By Ty Anderson, 985TheSportsHub.com
For what it’s worth, however, Miller himself isn’t ready to call it quits.
Putting himself through multiple surgeries on his battered knee, with the most recent one coming back in March, Miller remains focused on trying to get back on an NHL sheet. He’s already training for next season, and is ‘ready to go’ according to a video tweeted out by his agent earlier this week. Whether or not he actually gets back there is anybody’s guess at this point.
But should the Bruins be the ones to give Miller such an opportunity in 2020?
Better yet, are the Bruins considering the possibility?
“I haven’t explored whether that’s with us until this point,” B’s general manager Don Sweeney said earlier this month. “We’ve engaged where his health is at both mentally and physically in the upcoming days and weeks and in the upcoming days and weeks we will reach out and find out where he is at and where he fits in.”
Fit is the biggest thing next to health, too.
The Bruins do have uncertainty on their backend with the pending free agency of Zdeno Chara and Torey Krug, yes. It’s feeling like Krug is a goner for a deserved payday that comes with long-term security, and while the 43-year-old Chara wants to return for a 15th season with the Bruins, it’s unclear where the sides are right now. But the Bruins are relatively set on the right side, with Charlie McAvoy and Brandon Carlo as the side’s one-two, right-side punch, and with Connor Clifton’s three-year extension at $1 million per year set to kick in next season. There’s also Jeremy Lauzon who, though a left-shot defender, played the majority of his 2019-20 campaign with the Bruins on the right side. That’s four right there. Depth defenseman John Moore makes it five, and the Bruins will work out a new deal with restricted free agent Matt Grzelcyk this summer.

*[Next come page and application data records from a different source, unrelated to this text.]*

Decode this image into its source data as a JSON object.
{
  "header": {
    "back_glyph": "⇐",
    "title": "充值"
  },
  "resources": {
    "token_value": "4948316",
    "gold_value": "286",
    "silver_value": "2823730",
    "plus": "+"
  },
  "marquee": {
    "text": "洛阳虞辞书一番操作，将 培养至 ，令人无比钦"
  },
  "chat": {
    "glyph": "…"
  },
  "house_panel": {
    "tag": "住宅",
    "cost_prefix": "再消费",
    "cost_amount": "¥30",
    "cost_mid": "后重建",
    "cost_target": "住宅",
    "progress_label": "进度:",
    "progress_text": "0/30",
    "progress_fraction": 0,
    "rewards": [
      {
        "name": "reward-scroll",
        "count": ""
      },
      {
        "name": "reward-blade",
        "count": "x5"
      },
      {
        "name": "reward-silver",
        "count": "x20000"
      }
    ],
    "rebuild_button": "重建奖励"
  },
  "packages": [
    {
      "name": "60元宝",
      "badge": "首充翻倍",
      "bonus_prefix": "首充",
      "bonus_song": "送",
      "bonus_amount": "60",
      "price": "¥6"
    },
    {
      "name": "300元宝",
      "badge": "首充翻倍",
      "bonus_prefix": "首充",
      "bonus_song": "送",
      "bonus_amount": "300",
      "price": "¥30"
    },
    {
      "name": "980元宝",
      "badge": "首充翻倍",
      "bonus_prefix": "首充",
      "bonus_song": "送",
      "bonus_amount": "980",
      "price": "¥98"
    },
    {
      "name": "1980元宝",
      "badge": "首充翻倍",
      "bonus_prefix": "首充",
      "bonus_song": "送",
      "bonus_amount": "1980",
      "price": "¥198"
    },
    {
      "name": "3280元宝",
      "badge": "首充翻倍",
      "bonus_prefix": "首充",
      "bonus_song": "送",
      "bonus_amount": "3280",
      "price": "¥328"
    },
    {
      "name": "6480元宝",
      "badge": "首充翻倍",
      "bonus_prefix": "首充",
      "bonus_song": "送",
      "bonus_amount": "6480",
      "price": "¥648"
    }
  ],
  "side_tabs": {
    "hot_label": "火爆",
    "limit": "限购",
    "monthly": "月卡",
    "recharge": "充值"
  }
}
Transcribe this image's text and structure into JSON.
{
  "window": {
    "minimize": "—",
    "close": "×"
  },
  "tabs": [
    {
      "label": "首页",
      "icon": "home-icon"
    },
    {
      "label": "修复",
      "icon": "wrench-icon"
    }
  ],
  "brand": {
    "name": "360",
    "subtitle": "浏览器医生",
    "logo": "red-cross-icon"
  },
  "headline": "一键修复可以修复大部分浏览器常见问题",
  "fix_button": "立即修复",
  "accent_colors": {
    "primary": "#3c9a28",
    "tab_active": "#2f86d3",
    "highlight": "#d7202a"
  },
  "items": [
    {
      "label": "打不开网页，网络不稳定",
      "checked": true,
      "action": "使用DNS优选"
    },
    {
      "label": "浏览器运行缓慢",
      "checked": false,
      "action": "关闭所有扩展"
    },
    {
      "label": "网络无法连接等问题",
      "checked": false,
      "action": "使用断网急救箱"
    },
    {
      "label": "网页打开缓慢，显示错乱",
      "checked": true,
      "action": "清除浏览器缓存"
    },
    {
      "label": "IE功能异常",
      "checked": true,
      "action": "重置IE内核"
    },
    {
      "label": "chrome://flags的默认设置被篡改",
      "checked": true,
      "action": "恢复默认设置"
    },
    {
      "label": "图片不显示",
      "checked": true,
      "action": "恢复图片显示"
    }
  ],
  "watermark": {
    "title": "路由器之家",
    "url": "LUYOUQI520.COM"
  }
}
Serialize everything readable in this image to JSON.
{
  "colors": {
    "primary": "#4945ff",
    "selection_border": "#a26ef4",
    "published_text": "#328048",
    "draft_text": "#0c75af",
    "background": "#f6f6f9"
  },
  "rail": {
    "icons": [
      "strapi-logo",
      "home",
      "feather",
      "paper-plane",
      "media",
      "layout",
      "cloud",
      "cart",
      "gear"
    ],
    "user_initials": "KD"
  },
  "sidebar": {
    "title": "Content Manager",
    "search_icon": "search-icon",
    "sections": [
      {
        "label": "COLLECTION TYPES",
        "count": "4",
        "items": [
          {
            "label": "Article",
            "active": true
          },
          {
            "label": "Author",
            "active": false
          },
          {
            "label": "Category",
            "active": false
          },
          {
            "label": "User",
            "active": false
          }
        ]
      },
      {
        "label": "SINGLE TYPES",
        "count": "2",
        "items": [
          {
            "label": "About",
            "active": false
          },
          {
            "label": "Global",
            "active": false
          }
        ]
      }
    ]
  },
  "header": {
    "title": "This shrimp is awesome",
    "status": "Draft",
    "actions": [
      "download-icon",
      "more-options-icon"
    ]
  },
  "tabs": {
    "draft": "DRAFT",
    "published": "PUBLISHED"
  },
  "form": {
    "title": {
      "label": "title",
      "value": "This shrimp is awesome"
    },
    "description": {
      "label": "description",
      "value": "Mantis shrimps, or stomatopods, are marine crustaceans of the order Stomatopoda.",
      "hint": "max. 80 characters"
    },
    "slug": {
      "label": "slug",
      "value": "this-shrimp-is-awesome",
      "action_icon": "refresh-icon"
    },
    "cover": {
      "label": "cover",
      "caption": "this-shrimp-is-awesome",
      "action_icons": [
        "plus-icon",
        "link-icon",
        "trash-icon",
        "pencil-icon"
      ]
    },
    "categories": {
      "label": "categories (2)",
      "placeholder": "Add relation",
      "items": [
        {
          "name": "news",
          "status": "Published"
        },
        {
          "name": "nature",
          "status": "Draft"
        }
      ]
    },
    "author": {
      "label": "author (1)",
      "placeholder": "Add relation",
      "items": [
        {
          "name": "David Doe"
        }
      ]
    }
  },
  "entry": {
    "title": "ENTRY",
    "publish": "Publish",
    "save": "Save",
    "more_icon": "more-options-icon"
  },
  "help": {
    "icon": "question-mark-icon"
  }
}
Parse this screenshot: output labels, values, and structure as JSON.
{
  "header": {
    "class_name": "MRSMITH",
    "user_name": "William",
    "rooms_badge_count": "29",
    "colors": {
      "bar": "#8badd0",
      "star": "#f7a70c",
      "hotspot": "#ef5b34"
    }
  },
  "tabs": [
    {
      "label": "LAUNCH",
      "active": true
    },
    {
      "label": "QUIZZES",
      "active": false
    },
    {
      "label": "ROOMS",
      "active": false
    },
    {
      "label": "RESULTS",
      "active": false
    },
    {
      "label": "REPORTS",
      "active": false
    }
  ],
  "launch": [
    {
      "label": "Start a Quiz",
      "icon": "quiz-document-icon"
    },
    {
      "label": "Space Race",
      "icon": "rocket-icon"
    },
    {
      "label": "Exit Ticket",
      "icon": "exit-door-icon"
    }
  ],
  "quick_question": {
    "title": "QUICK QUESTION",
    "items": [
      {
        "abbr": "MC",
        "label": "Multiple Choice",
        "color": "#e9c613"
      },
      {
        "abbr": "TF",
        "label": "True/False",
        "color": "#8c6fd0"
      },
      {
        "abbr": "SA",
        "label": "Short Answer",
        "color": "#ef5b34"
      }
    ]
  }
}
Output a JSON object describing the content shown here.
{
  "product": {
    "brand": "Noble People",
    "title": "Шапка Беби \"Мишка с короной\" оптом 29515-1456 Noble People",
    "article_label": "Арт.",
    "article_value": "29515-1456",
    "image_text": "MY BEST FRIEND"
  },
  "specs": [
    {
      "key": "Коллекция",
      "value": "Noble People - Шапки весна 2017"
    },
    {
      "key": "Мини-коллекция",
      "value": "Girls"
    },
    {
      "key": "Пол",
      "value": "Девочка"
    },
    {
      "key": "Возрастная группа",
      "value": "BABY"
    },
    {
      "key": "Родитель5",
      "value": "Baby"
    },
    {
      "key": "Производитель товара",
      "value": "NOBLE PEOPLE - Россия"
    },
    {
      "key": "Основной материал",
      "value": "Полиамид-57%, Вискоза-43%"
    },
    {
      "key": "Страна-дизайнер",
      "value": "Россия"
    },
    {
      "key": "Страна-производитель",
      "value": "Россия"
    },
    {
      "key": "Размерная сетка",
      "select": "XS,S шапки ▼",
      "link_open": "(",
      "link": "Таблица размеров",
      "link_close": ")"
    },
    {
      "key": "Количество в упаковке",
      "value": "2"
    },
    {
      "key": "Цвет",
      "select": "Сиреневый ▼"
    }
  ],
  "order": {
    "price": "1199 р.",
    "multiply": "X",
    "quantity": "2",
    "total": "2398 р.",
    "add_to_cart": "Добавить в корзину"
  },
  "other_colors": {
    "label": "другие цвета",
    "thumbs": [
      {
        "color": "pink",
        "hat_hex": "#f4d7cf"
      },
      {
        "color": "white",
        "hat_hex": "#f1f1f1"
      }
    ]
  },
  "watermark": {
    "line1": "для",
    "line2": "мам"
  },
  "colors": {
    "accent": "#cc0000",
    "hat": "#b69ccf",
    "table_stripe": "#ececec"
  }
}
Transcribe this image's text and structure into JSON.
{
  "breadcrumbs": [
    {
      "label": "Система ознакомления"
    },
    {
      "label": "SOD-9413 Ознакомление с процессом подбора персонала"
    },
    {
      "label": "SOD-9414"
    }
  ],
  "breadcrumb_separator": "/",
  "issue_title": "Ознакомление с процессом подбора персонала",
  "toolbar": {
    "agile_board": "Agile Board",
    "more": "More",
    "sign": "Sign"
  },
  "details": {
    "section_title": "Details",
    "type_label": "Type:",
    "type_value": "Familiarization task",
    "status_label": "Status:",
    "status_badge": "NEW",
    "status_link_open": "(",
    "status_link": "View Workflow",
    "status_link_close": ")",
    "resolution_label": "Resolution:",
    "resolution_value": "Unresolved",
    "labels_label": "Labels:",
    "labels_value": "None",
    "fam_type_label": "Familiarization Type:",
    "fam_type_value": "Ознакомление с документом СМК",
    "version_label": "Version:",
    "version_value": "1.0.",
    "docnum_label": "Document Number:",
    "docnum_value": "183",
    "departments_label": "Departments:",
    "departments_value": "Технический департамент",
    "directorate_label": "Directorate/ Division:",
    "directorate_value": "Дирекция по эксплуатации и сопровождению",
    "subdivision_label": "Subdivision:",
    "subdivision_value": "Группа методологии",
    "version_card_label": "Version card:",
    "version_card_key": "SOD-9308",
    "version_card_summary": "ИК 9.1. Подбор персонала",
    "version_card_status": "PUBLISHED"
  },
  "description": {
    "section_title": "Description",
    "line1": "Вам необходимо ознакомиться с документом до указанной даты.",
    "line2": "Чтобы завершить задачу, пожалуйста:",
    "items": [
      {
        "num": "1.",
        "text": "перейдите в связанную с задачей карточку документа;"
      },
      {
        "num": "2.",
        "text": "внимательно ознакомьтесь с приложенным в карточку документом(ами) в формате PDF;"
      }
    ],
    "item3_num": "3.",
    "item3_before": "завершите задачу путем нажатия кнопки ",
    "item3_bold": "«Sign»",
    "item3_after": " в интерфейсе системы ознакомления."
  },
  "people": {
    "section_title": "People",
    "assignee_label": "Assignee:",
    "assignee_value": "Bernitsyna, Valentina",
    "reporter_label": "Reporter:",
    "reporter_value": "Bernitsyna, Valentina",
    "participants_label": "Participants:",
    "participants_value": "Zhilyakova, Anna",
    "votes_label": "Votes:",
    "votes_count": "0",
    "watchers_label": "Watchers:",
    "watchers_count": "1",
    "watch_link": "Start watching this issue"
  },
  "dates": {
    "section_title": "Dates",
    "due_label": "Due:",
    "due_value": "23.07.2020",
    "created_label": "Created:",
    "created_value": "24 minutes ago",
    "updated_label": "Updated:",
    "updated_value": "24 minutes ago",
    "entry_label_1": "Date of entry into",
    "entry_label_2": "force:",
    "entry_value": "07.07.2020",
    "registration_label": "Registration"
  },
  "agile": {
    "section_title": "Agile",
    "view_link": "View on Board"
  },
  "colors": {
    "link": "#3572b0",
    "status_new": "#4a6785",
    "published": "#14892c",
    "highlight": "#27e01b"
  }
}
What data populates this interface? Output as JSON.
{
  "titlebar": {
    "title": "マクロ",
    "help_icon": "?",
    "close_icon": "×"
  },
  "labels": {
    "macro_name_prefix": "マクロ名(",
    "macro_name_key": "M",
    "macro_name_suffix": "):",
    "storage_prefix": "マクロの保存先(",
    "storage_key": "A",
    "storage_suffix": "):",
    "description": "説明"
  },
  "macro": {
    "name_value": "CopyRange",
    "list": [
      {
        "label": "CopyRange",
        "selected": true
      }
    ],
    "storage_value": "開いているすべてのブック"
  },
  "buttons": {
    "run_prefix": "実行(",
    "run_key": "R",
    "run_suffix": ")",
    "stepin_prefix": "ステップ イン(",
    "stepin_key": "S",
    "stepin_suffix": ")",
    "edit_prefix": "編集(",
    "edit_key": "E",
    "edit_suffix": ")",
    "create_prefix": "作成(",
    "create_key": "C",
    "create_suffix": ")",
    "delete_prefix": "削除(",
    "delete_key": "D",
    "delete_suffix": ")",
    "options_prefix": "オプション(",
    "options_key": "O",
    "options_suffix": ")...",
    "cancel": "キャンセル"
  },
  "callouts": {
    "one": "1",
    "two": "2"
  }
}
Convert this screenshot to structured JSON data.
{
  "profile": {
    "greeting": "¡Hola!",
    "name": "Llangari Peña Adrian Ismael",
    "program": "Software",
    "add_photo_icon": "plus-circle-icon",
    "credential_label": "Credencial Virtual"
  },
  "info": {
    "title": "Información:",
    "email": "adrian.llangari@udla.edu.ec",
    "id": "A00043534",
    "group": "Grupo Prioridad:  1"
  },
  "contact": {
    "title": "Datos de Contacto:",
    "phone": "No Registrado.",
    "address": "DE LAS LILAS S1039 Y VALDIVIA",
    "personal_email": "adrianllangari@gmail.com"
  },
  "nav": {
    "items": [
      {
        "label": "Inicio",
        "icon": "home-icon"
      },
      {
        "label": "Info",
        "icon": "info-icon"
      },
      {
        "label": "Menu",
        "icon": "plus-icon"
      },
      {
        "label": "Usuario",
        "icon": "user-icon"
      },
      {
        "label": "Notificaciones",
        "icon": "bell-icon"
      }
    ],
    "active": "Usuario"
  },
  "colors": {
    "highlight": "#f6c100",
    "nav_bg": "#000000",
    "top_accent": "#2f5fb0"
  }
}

It’s an already-crowded group (especially when it comes to third-pairing presences), and that’s without Chara and/or Krug returning, and without a Providence body jumping into the mix. Also worth noting that 2015 first-round pick Jakub Zboril needs to make the team out of training camp next year or he’ll hit the waiver wire.
It’s impossible to imagine the Bruins bringing Miller back without moving a contract off their backend.
Still, the Bruins aren’t closing the door on Miller given what he’s meant to their team, and what they’ve lacked in recent runs.
“We have depth and we have numbers that we have to piece together and if we have to move players out to bring [Miller] back, it’s something we have to explore,” Sweeney acknowledged. “We think the world of him, we missed him the last couple of years certainly in the playoff environment and what he brings to the table.”
When we saw Miller last, he was finishing up an injury-interrupted 2018-19 campaign that featured 73 hits and 79 blocked shots. Even with his time missed, Miller’s 73 hits were the fifth-most among Boston defenders, while the 79 blocks were the fourth-most among blue liners. In fact, going back to Bruce Cassidy’s first full season as the B’s head coach through last year, Miller ranks tops among all Boston defensemen in hits per 60 (7.06), with only Sean Kuraly, David Backes, and Noel Acciari thumping bodies on a more frequent basis, and was first in blocked shots per 60 (5.66).
That, along with the size element alluded to by Sweeney, was sorely missed when the Bruins struggled against bigger bottom-six forwards that were able to punish Boston in the d-zone and set up shop for extended zone time.
But bringing Miller back to address that potential hole is pointless if Miller remains unable to take that next step.
And that’s been the problem. While Miller’s off-ice workouts are encouraging, the Bruins have seen this before. Hell, they’ve seen Miller graduate to on-ice skating, and on numerous occasions, at Warrior Ice Arena. But for the last 17 months, those strides have yet to progress into a ramp-up of necessary contact drills, hard practices, or rehab assignments.
It’s enough to raise legitimate questions regarding the idea of re-signing Miller. If anything, it feels like the B’s best path would be to bring the 32-year-old back to training camp on a professional tryout that sees if that progress is finally there.
But no matter the move, the Bruins are going to be there rooting for Miller’s comeback.
“I have optimism that Kevan will do everything possible to be healthy in order to play,” said Sweeney. “He has the desire to continue to play. He’s had a very painful injury that is taking much longer than any of us had hoped and Kevan had hoped. But he’s worked incredibly hard and I know he’ll continue to do that to give himself the opportunity to play in the NHL again.”
Miller has spent his entire NHL career with the Bruins, recording 12 goals and 67 points, and a plus-80, in 324 career games.